=== Recorded data ===

• • •

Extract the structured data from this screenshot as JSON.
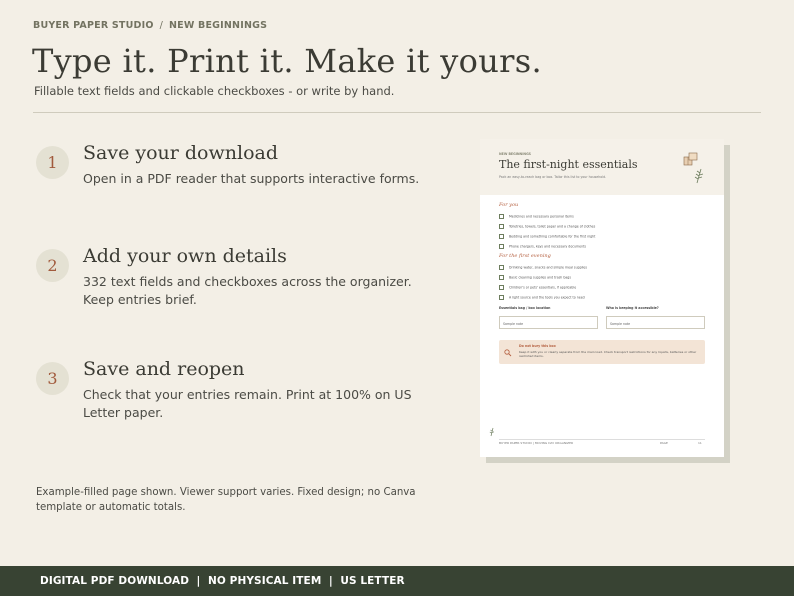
{
  "breadcrumb": {
    "brand": "BUYER PAPER STUDIO",
    "separator": "/",
    "collection": "NEW BEGINNINGS"
  },
  "hero": {
    "title": "Type it. Print it. Make it yours.",
    "subtitle": "Fillable text fields and clickable checkboxes - or write by hand."
  },
  "steps": [
    {
      "number": "1",
      "title": "Save your download",
      "desc": "Open in a PDF reader that supports interactive forms."
    },
    {
      "number": "2",
      "title": "Add your own details",
      "desc": "332 text fields and checkboxes across the organizer. Keep entries brief."
    },
    {
      "number": "3",
      "title": "Save and reopen",
      "desc": "Check that your entries remain. Print at 100% on US Letter paper."
    }
  ],
  "footnote": "Example-filled page shown. Viewer support varies. Fixed design; no Canva template or automatic totals.",
  "banner": {
    "text": "DIGITAL PDF DOWNLOAD  |  NO PHYSICAL ITEM  |  US LETTER"
  },
  "preview": {
    "kicker": "NEW BEGINNINGS",
    "title": "The first-night essentials",
    "intro": "Pack an easy-to-reach bag or box. Tailor this list to your household.",
    "section1": "For you",
    "section1_items": [
      "Medicines and necessary personal items",
      "Toiletries, towels, toilet paper and a change of clothes",
      "Bedding and something comfortable for the first night",
      "Phone chargers, keys and necessary documents"
    ],
    "section2": "For the first evening",
    "section2_items": [
      "Drinking water, snacks and simple meal supplies",
      "Basic cleaning supplies and trash bags",
      "Children's or pets' essentials, if applicable",
      "A light source and the tools you expect to need"
    ],
    "field1_label": "Essentials bag / box location",
    "field1_value": "Sample note",
    "field2_label": "Who is keeping it accessible?",
    "field2_value": "Sample note",
    "tip_title": "Do not bury this box",
    "tip_text": "Keep it with you or clearly separate from the main load. Check transport restrictions for any liquids, batteries or other restricted items.",
    "footer_left": "BUYER PAPER STUDIO  |  MOVING DAY ORGANIZER",
    "footer_mid": "PAGE",
    "footer_right": "11"
  },
  "colors": {
    "accent": "#a15a3c",
    "banner_bg": "#384333",
    "page_bg": "#f3efe6",
    "circle_bg": "#e4e1d3"
  }
}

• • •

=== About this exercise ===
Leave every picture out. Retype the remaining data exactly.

=== Result of the exercise ===
Extract the structured data from this screenshot as JSON.
{
  "breadcrumb": {
    "brand": "BUYER PAPER STUDIO",
    "separator": "/",
    "collection": "NEW BEGINNINGS"
  },
  "hero": {
    "title": "Type it. Print it. Make it yours.",
    "subtitle": "Fillable text fields and clickable checkboxes - or write by hand."
  },
  "steps": [
    {
      "number": "1",
      "title": "Save your download",
      "desc": "Open in a PDF reader that supports interactive forms."
    },
    {
      "number": "2",
      "title": "Add your own details",
      "desc": "332 text fields and checkboxes across the organizer. Keep entries brief."
    },
    {
      "number": "3",
      "title": "Save and reopen",
      "desc": "Check that your entries remain. Print at 100% on US Letter paper."
    }
  ],
  "footnote": "Example-filled page shown. Viewer support varies. Fixed design; no Canva template or automatic totals.",
  "banner": {
    "text": "DIGITAL PDF DOWNLOAD  |  NO PHYSICAL ITEM  |  US LETTER"
  },
  "preview": {
    "kicker": "NEW BEGINNINGS",
    "title": "The first-night essentials",
    "intro": "Pack an easy-to-reach bag or box. Tailor this list to your household.",
    "section1": "For you",
    "section1_items": [
      "Medicines and necessary personal items",
      "Toiletries, towels, toilet paper and a change of clothes",
      "Bedding and something comfortable for the first night",
      "Phone chargers, keys and necessary documents"
    ],
    "section2": "For the first evening",
    "section2_items": [
      "Drinking water, snacks and simple meal supplies",
      "Basic cleaning supplies and trash bags",
      "Children's or pets' essentials, if applicable",
      "A light source and the tools you expect to need"
    ],
    "field1_label": "Essentials bag / box location",
    "field1_value": "Sample note",
    "field2_label": "Who is keeping it accessible?",
    "field2_value": "Sample note",
    "tip_title": "Do not bury this box",
    "tip_text": "Keep it with you or clearly separate from the main load. Check transport restrictions for any liquids, batteries or other restricted items.",
    "footer_left": "BUYER PAPER STUDIO  |  MOVING DAY ORGANIZER",
    "footer_mid": "PAGE",
    "footer_right": "11"
  },
  "colors": {
    "accent": "#a15a3c",
    "banner_bg": "#384333",
    "page_bg": "#f3efe6",
    "circle_bg": "#e4e1d3"
  }
}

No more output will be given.